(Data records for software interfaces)
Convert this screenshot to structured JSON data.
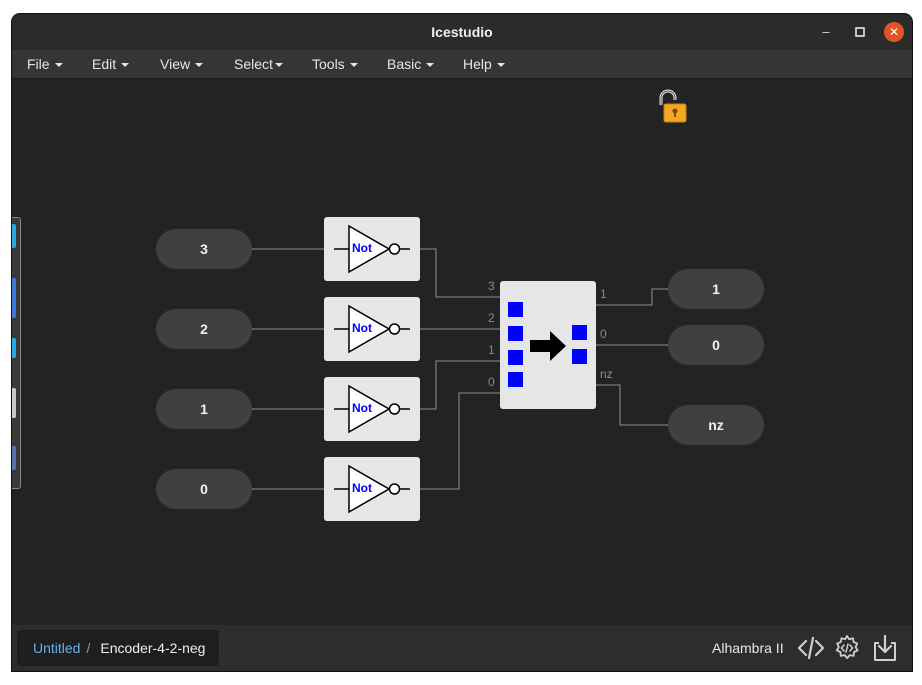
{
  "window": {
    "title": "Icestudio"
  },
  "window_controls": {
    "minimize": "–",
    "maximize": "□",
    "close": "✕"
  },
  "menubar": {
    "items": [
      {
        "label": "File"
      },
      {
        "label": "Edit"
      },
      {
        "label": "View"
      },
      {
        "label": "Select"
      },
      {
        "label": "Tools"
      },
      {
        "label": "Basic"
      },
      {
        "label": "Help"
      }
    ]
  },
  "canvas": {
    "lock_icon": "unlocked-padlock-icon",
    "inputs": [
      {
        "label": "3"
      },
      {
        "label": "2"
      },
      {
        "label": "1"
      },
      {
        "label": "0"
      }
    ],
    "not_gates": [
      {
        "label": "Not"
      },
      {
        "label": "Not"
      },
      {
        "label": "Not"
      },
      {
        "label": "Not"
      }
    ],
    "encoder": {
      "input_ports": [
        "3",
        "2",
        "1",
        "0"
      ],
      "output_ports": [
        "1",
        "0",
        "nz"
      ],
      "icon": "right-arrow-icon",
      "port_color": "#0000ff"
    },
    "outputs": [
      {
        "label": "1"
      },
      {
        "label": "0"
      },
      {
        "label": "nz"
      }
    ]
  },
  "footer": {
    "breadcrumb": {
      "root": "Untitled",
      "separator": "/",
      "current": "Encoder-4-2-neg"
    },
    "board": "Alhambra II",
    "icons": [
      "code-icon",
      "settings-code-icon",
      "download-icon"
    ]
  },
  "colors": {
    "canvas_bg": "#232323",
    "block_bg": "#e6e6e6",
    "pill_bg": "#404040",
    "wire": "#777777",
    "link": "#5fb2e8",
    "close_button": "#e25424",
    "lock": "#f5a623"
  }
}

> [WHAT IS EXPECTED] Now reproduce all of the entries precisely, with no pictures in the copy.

> [ANSWER TO THIS EXERCISE]
Convert this screenshot to structured JSON data.
{
  "window": {
    "title": "Icestudio"
  },
  "window_controls": {
    "minimize": "–",
    "maximize": "□",
    "close": "✕"
  },
  "menubar": {
    "items": [
      {
        "label": "File"
      },
      {
        "label": "Edit"
      },
      {
        "label": "View"
      },
      {
        "label": "Select"
      },
      {
        "label": "Tools"
      },
      {
        "label": "Basic"
      },
      {
        "label": "Help"
      }
    ]
  },
  "canvas": {
    "lock_icon": "unlocked-padlock-icon",
    "inputs": [
      {
        "label": "3"
      },
      {
        "label": "2"
      },
      {
        "label": "1"
      },
      {
        "label": "0"
      }
    ],
    "not_gates": [
      {
        "label": "Not"
      },
      {
        "label": "Not"
      },
      {
        "label": "Not"
      },
      {
        "label": "Not"
      }
    ],
    "encoder": {
      "input_ports": [
        "3",
        "2",
        "1",
        "0"
      ],
      "output_ports": [
        "1",
        "0",
        "nz"
      ],
      "icon": "right-arrow-icon",
      "port_color": "#0000ff"
    },
    "outputs": [
      {
        "label": "1"
      },
      {
        "label": "0"
      },
      {
        "label": "nz"
      }
    ]
  },
  "footer": {
    "breadcrumb": {
      "root": "Untitled",
      "separator": "/",
      "current": "Encoder-4-2-neg"
    },
    "board": "Alhambra II",
    "icons": [
      "code-icon",
      "settings-code-icon",
      "download-icon"
    ]
  },
  "colors": {
    "canvas_bg": "#232323",
    "block_bg": "#e6e6e6",
    "pill_bg": "#404040",
    "wire": "#777777",
    "link": "#5fb2e8",
    "close_button": "#e25424",
    "lock": "#f5a623"
  }
}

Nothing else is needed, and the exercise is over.